> **Exercise details**:
Only lines containing the string "this" belong in the answer; find them in the records and copy them.

> **The input**:
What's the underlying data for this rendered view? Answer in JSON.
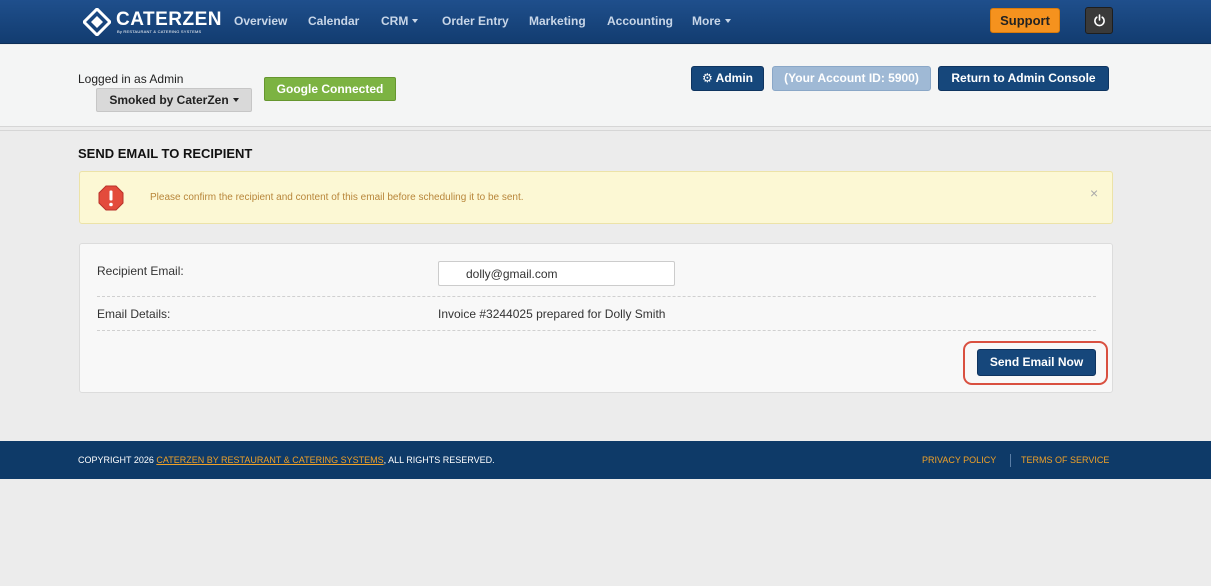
{
  "brand": {
    "name": "CATERZEN",
    "tagline": "By RESTAURANT & CATERING SYSTEMS"
  },
  "nav": {
    "items": [
      {
        "label": "Overview"
      },
      {
        "label": "Calendar"
      },
      {
        "label": "CRM",
        "dropdown": true
      },
      {
        "label": "Order Entry"
      },
      {
        "label": "Marketing"
      },
      {
        "label": "Accounting"
      },
      {
        "label": "More",
        "dropdown": true
      }
    ],
    "support_label": "Support",
    "power_icon": "power-icon"
  },
  "header": {
    "logged_in_text": "Logged in as Admin",
    "account_selector": "Smoked by CaterZen",
    "google_status": "Google Connected",
    "admin_label": "Admin",
    "account_id_label": "(Your Account ID: 5900)",
    "return_label": "Return to Admin Console"
  },
  "page": {
    "title": "SEND EMAIL TO RECIPIENT",
    "alert": {
      "message": "Please confirm the recipient and content of this email before scheduling it to be sent.",
      "close": "×"
    },
    "form": {
      "recipient_label": "Recipient Email:",
      "recipient_value": "dolly@gmail.com",
      "details_label": "Email Details:",
      "details_value": "Invoice #3244025 prepared for Dolly Smith",
      "send_label": "Send Email Now"
    }
  },
  "footer": {
    "copyright_prefix": "COPYRIGHT 2026 ",
    "copyright_link": "CATERZEN BY RESTAURANT & CATERING SYSTEMS",
    "copyright_suffix": ", ALL RIGHTS RESERVED.",
    "privacy": "PRIVACY POLICY",
    "terms": "TERMS OF SERVICE"
  },
  "colors": {
    "nav_bg": "#1a4a83",
    "primary_button": "#16477b",
    "support": "#f5921e",
    "google": "#7cb342",
    "alert_bg": "#fcf8d4",
    "highlight": "#d95040",
    "footer_link": "#f0a128"
  }
}
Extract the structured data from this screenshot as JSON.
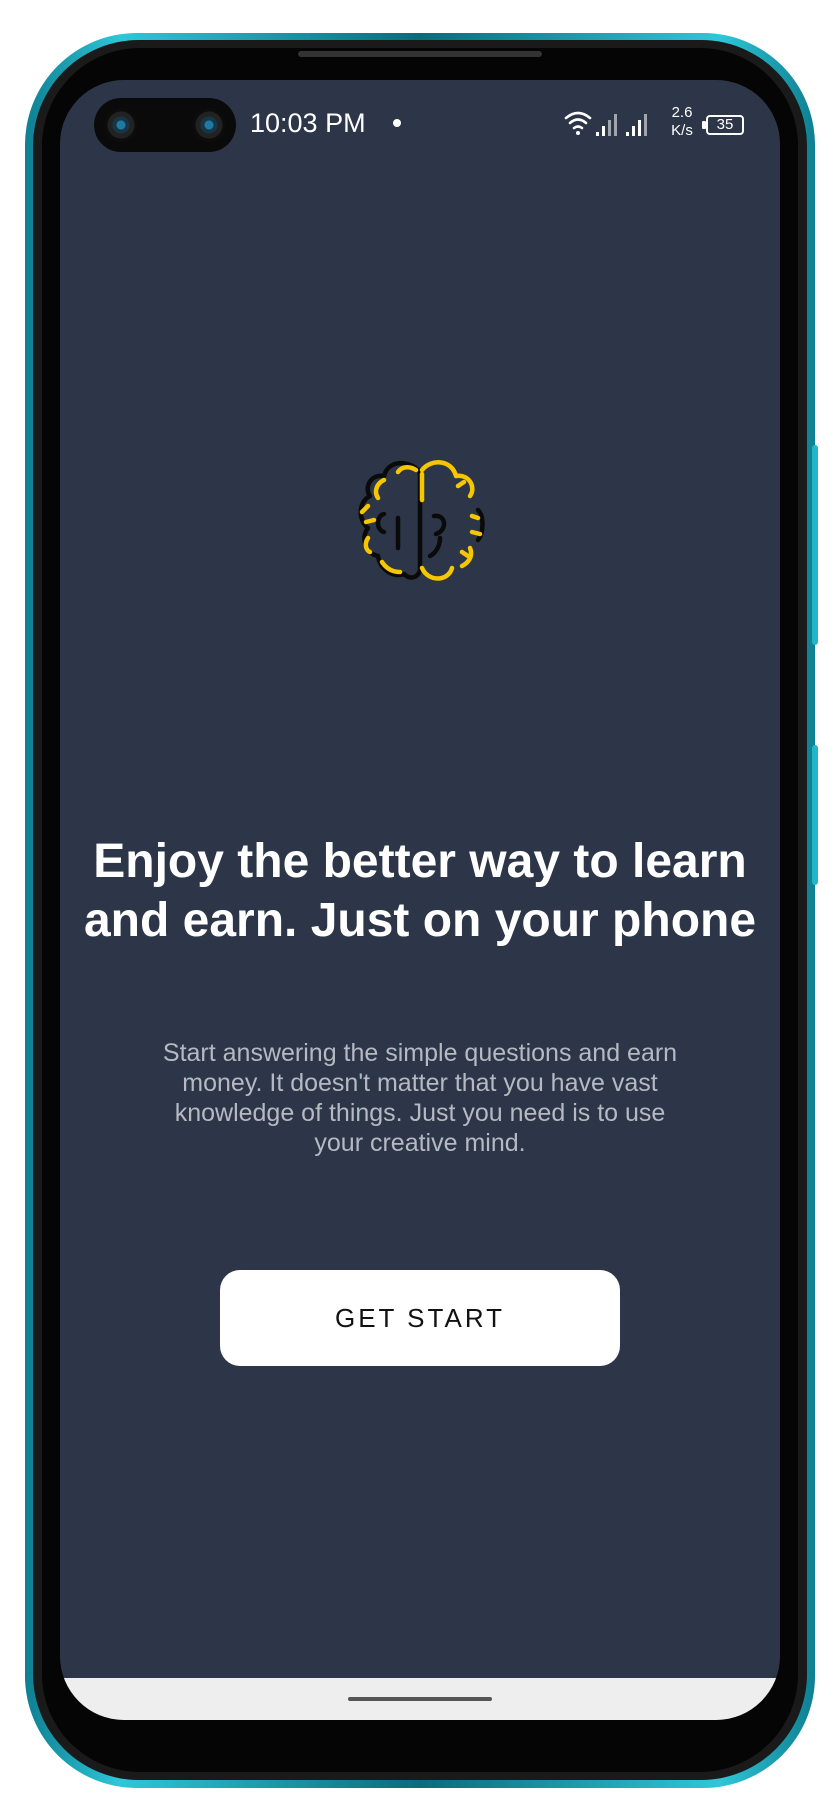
{
  "status_bar": {
    "time": "10:03 PM",
    "network_speed_value": "2.6",
    "network_speed_unit": "K/s",
    "battery_level": "35",
    "icons": [
      "wifi-icon",
      "signal-icon",
      "signal-icon",
      "battery-icon"
    ]
  },
  "onboarding": {
    "logo_icon": "brain-icon",
    "headline": "Enjoy the better way to learn and earn. Just on your phone",
    "description": "Start answering the simple questions and earn money. It doesn't matter that you have vast knowledge of things. Just you need is to use your creative mind.",
    "primary_button_label": "GET START"
  },
  "colors": {
    "background": "#2d3648",
    "accent_yellow": "#f6c600",
    "button_bg": "#ffffff",
    "frame_teal": "#1fb3c6"
  }
}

> **Output below**:
What's the underlying data for this rendered view? Answer in JSON.
      "message": "Please confirm the recipient and content of this email before scheduling it to be sent.",
Extract the structured data from this screenshot as JSON.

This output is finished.